[TASK STATEMENT] In full and without alteration, print the records below, minus any images.

[EXTRACTED ENTRIES]
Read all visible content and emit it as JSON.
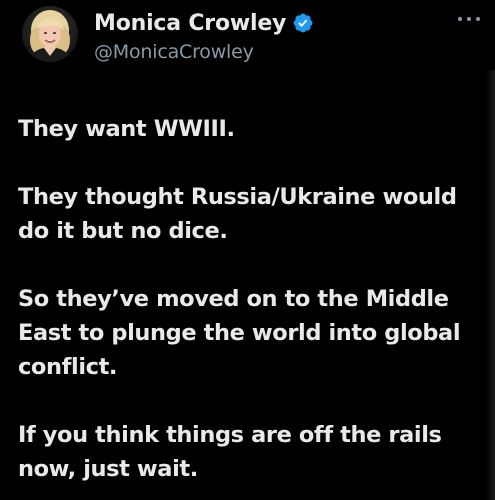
{
  "author": {
    "display_name": "Monica Crowley",
    "handle": "@MonicaCrowley",
    "verified": true,
    "avatar_icon": "profile-photo",
    "verified_icon": "verified-badge-icon",
    "verified_color": "#1d9bf0"
  },
  "menu": {
    "icon": "more-options-icon"
  },
  "tweet": {
    "paragraphs": [
      "They want WWIII.",
      "They thought Russia/Ukraine would\ndo it but no dice.",
      "So they’ve moved on to the Middle\nEast to plunge the world into global\nconflict.",
      "If you think things are off the rails\nnow, just wait."
    ]
  },
  "theme": {
    "background": "#000000",
    "text": "#e7e9ea",
    "secondary_text": "#8b98a5"
  }
}
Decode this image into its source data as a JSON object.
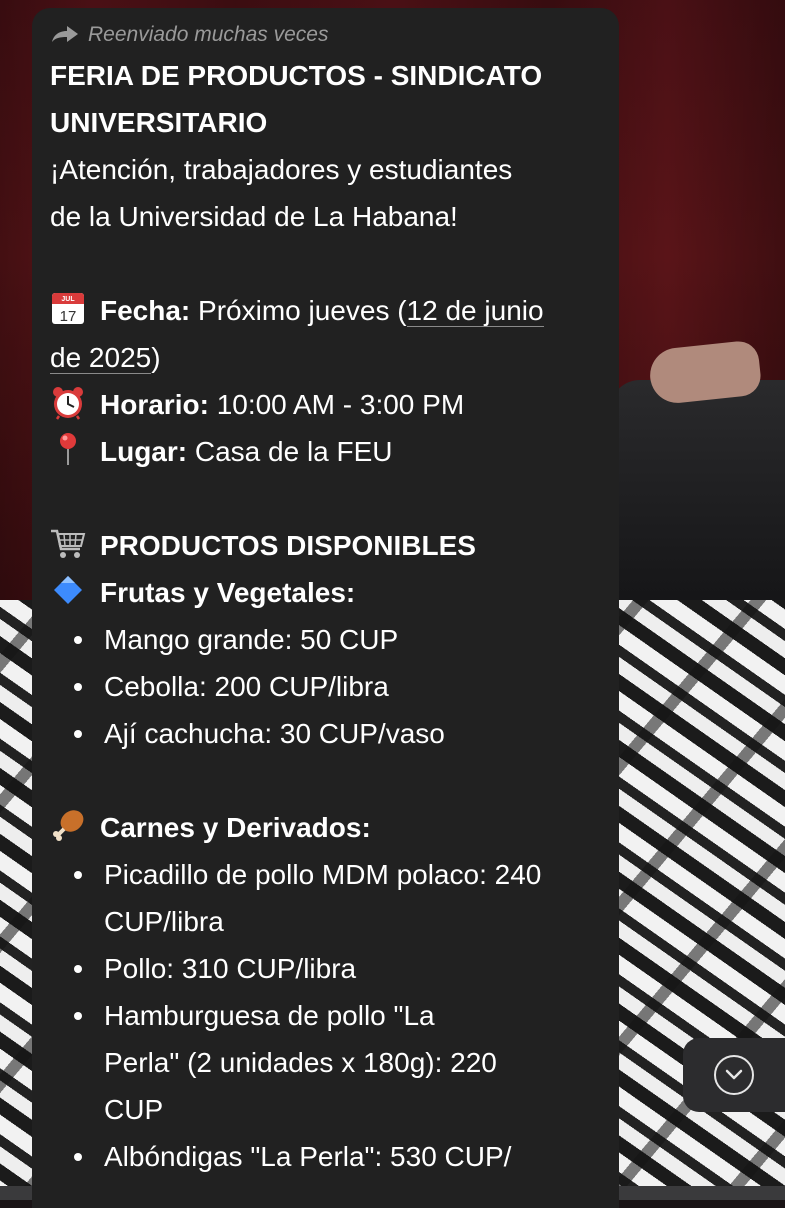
{
  "message": {
    "forwarded_label": "Reenviado muchas veces",
    "title_line1": "FERIA DE PRODUCTOS - SINDICATO",
    "title_line2": "UNIVERSITARIO",
    "intro_line1": "¡Atención, trabajadores y estudiantes",
    "intro_line2": "de la Universidad de La Habana!",
    "fecha": {
      "icon": "calendar-icon",
      "label": "Fecha:",
      "value_prefix": "Próximo jueves (",
      "date_link_part1": "12 de junio",
      "date_link_part2": "de 2025",
      "value_suffix": ")"
    },
    "horario": {
      "icon": "alarm-clock-icon",
      "label": "Horario:",
      "value": "10:00 AM - 3:00 PM"
    },
    "lugar": {
      "icon": "pin-icon",
      "label": "Lugar:",
      "value": "Casa de la FEU"
    },
    "products_heading": {
      "icon": "cart-icon",
      "text": "PRODUCTOS DISPONIBLES"
    },
    "section_frutas": {
      "icon": "blue-diamond-icon",
      "heading": "Frutas y Vegetales:",
      "items": [
        "Mango grande: 50 CUP",
        "Cebolla: 200 CUP/libra",
        "Ají cachucha: 30 CUP/vaso"
      ]
    },
    "section_carnes": {
      "icon": "poultry-leg-icon",
      "heading": "Carnes y Derivados:",
      "item1_line1": "Picadillo de pollo MDM polaco: 240",
      "item1_line2": "CUP/libra",
      "item2": "Pollo: 310 CUP/libra",
      "item3_line1": "Hamburguesa de pollo \"La",
      "item3_line2": "Perla\" (2 unidades x 180g): 220",
      "item3_line3": "CUP",
      "item4": "Albóndigas \"La Perla\": 530 CUP/"
    }
  },
  "scroll_button": {
    "icon": "chevron-down-circle-icon"
  }
}
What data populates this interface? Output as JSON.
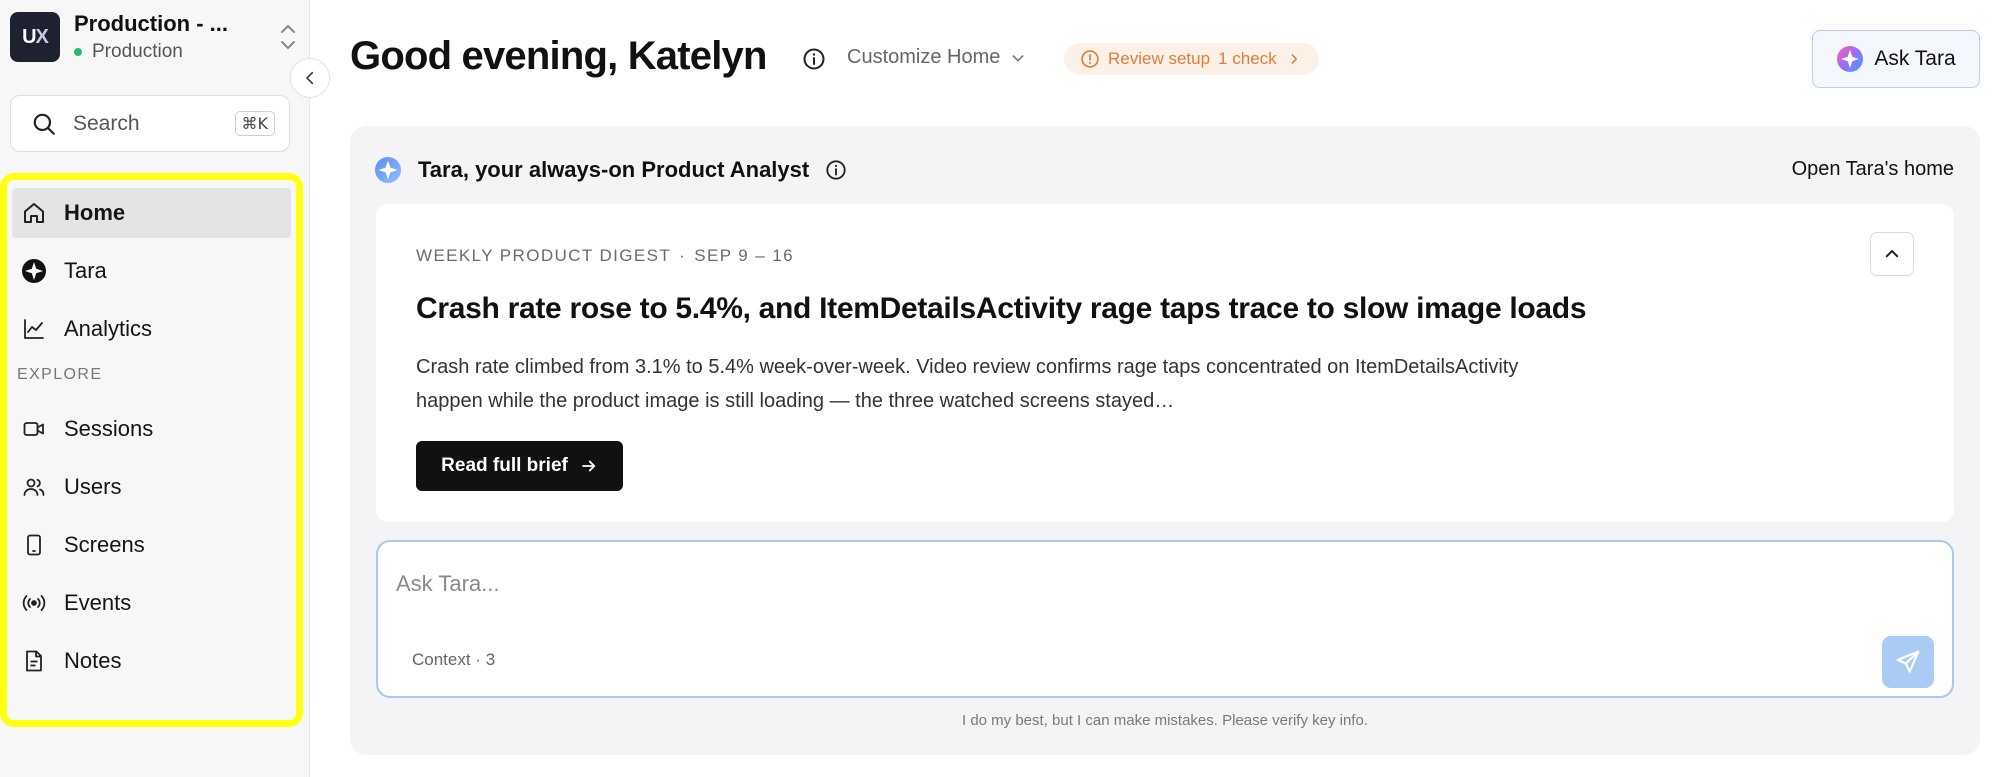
{
  "workspace": {
    "name": "Production - ...",
    "environment": "Production",
    "logo_u": "U",
    "logo_x": "X",
    "env_color": "#2bb673"
  },
  "search": {
    "label": "Search",
    "shortcut": "⌘K"
  },
  "nav": {
    "items_primary": [
      {
        "label": "Home",
        "icon": "home-icon",
        "active": true
      },
      {
        "label": "Tara",
        "icon": "tara-icon"
      },
      {
        "label": "Analytics",
        "icon": "analytics-icon"
      }
    ],
    "section_label": "EXPLORE",
    "items_explore": [
      {
        "label": "Sessions",
        "icon": "video-icon"
      },
      {
        "label": "Users",
        "icon": "users-icon"
      },
      {
        "label": "Screens",
        "icon": "phone-icon"
      },
      {
        "label": "Events",
        "icon": "broadcast-icon"
      },
      {
        "label": "Notes",
        "icon": "note-icon"
      }
    ],
    "highlight_color": "#ffff12"
  },
  "header": {
    "greeting": "Good evening, Katelyn",
    "customize": "Customize Home",
    "review_label": "Review setup",
    "review_count": "1 check",
    "ask_button": "Ask Tara"
  },
  "panel": {
    "title": "Tara, your always-on Product Analyst",
    "open_link": "Open Tara's home",
    "digest": {
      "category": "WEEKLY PRODUCT DIGEST",
      "separator": "·",
      "date_range": "SEP 9 – 16",
      "title": "Crash rate rose to 5.4%, and ItemDetailsActivity rage taps trace to slow image loads",
      "body": "Crash rate climbed from 3.1% to 5.4% week-over-week. Video review confirms rage taps concentrated on ItemDetailsActivity happen while the product image is still loading — the three watched screens stayed…",
      "button": "Read full brief"
    },
    "composer": {
      "placeholder": "Ask Tara...",
      "context_label": "Context · 3"
    },
    "disclaimer": "I do my best, but I can make mistakes. Please verify key info."
  },
  "colors": {
    "accent_blue": "#a9cbf4",
    "warning": "#e07d3b",
    "warning_bg": "#fdf1e7"
  }
}
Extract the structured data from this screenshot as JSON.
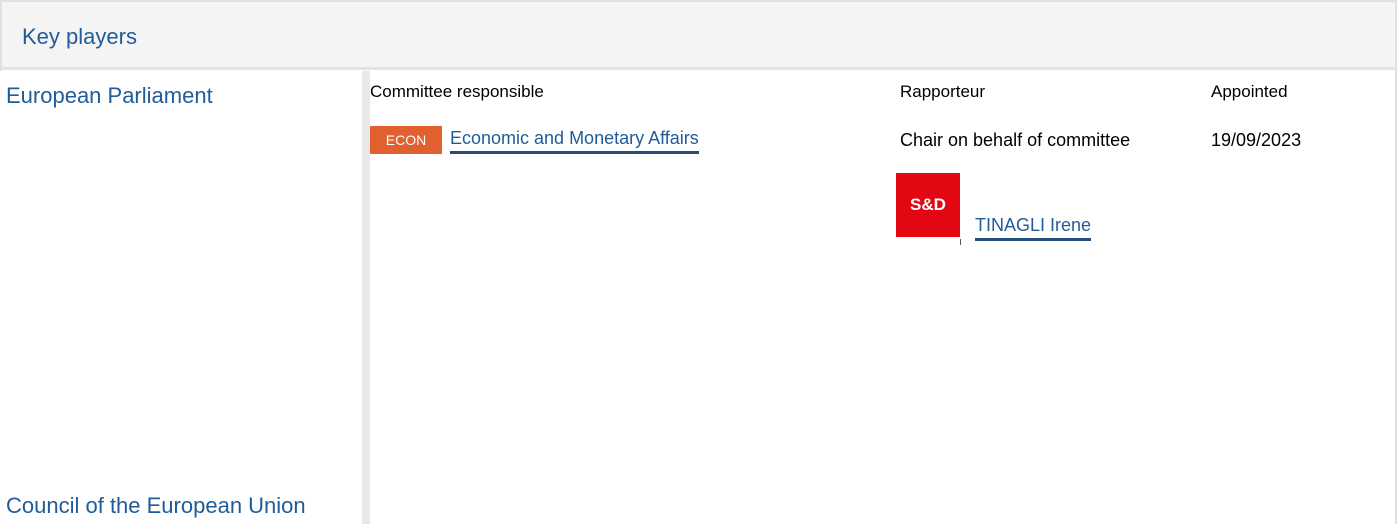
{
  "panel": {
    "title": "Key players"
  },
  "institutions": {
    "ep": "European Parliament",
    "council": "Council of the European Union"
  },
  "columns": {
    "committee": "Committee responsible",
    "rapporteur": "Rapporteur",
    "appointed": "Appointed"
  },
  "committee": {
    "badge": "ECON",
    "name": "Economic and Monetary Affairs",
    "rapporteur_role": "Chair on behalf of committee",
    "appointed": "19/09/2023"
  },
  "member": {
    "group_logo_text": "S&D",
    "name": "TINAGLI Irene"
  },
  "colors": {
    "link": "#1f5c99",
    "econ_badge": "#e06030",
    "sd_red": "#e30613"
  }
}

[ANSWER SPACE]
Read all visible content and emit it as JSON.
{
  "author": {
    "display_name": "Monica Crowley",
    "handle": "@MonicaCrowley",
    "verified": true,
    "avatar_icon": "profile-photo",
    "verified_icon": "verified-badge-icon",
    "verified_color": "#1d9bf0"
  },
  "menu": {
    "icon": "more-options-icon"
  },
  "tweet": {
    "paragraphs": [
      "They want WWIII.",
      "They thought Russia/Ukraine would\ndo it but no dice.",
      "So they’ve moved on to the Middle\nEast to plunge the world into global\nconflict.",
      "If you think things are off the rails\nnow, just wait."
    ]
  },
  "theme": {
    "background": "#000000",
    "text": "#e7e9ea",
    "secondary_text": "#8b98a5"
  }
}
Decode this image into its source data as a JSON object.
{
  "message": {
    "forwarded_label": "Reenviado muchas veces",
    "title_line1": "FERIA DE PRODUCTOS - SINDICATO",
    "title_line2": "UNIVERSITARIO",
    "intro_line1": "¡Atención, trabajadores y estudiantes",
    "intro_line2": "de la Universidad de La Habana!",
    "fecha": {
      "icon": "calendar-icon",
      "label": "Fecha:",
      "value_prefix": "Próximo jueves (",
      "date_link_part1": "12 de junio",
      "date_link_part2": "de 2025",
      "value_suffix": ")"
    },
    "horario": {
      "icon": "alarm-clock-icon",
      "label": "Horario:",
      "value": "10:00 AM - 3:00 PM"
    },
    "lugar": {
      "icon": "pin-icon",
      "label": "Lugar:",
      "value": "Casa de la FEU"
    },
    "products_heading": {
      "icon": "cart-icon",
      "text": "PRODUCTOS DISPONIBLES"
    },
    "section_frutas": {
      "icon": "blue-diamond-icon",
      "heading": "Frutas y Vegetales:",
      "items": [
        "Mango grande: 50 CUP",
        "Cebolla: 200 CUP/libra",
        "Ají cachucha: 30 CUP/vaso"
      ]
    },
    "section_carnes": {
      "icon": "poultry-leg-icon",
      "heading": "Carnes y Derivados:",
      "item1_line1": "Picadillo de pollo MDM polaco: 240",
      "item1_line2": "CUP/libra",
      "item2": "Pollo: 310 CUP/libra",
      "item3_line1": "Hamburguesa de pollo \"La",
      "item3_line2": "Perla\" (2 unidades x 180g): 220",
      "item3_line3": "CUP",
      "item4": "Albóndigas \"La Perla\": 530 CUP/"
    }
  },
  "scroll_button": {
    "icon": "chevron-down-circle-icon"
  }
}
What data populates this interface? Output as JSON.
{
  "workspace": {
    "name": "Production - ...",
    "environment": "Production",
    "logo_u": "U",
    "logo_x": "X",
    "env_color": "#2bb673"
  },
  "search": {
    "label": "Search",
    "shortcut": "⌘K"
  },
  "nav": {
    "items_primary": [
      {
        "label": "Home",
        "icon": "home-icon",
        "active": true
      },
      {
        "label": "Tara",
        "icon": "tara-icon"
      },
      {
        "label": "Analytics",
        "icon": "analytics-icon"
      }
    ],
    "section_label": "EXPLORE",
    "items_explore": [
      {
        "label": "Sessions",
        "icon": "video-icon"
      },
      {
        "label": "Users",
        "icon": "users-icon"
      },
      {
        "label": "Screens",
        "icon": "phone-icon"
      },
      {
        "label": "Events",
        "icon": "broadcast-icon"
      },
      {
        "label": "Notes",
        "icon": "note-icon"
      }
    ],
    "highlight_color": "#ffff12"
  },
  "header": {
    "greeting": "Good evening, Katelyn",
    "customize": "Customize Home",
    "review_label": "Review setup",
    "review_count": "1 check",
    "ask_button": "Ask Tara"
  },
  "panel": {
    "title": "Tara, your always-on Product Analyst",
    "open_link": "Open Tara's home",
    "digest": {
      "category": "WEEKLY PRODUCT DIGEST",
      "separator": "·",
      "date_range": "SEP 9 – 16",
      "title": "Crash rate rose to 5.4%, and ItemDetailsActivity rage taps trace to slow image loads",
      "body": "Crash rate climbed from 3.1% to 5.4% week-over-week. Video review confirms rage taps concentrated on ItemDetailsActivity happen while the product image is still loading — the three watched screens stayed…",
      "button": "Read full brief"
    },
    "composer": {
      "placeholder": "Ask Tara...",
      "context_label": "Context · 3"
    },
    "disclaimer": "I do my best, but I can make mistakes. Please verify key info."
  },
  "colors": {
    "accent_blue": "#a9cbf4",
    "warning": "#e07d3b",
    "warning_bg": "#fdf1e7"
  }
}
Extract the structured data from this screenshot as JSON.
{
  "panel": {
    "title": "Key players"
  },
  "institutions": {
    "ep": "European Parliament",
    "council": "Council of the European Union"
  },
  "columns": {
    "committee": "Committee responsible",
    "rapporteur": "Rapporteur",
    "appointed": "Appointed"
  },
  "committee": {
    "badge": "ECON",
    "name": "Economic and Monetary Affairs",
    "rapporteur_role": "Chair on behalf of committee",
    "appointed": "19/09/2023"
  },
  "member": {
    "group_logo_text": "S&D",
    "name": "TINAGLI Irene"
  },
  "colors": {
    "link": "#1f5c99",
    "econ_badge": "#e06030",
    "sd_red": "#e30613"
  }
}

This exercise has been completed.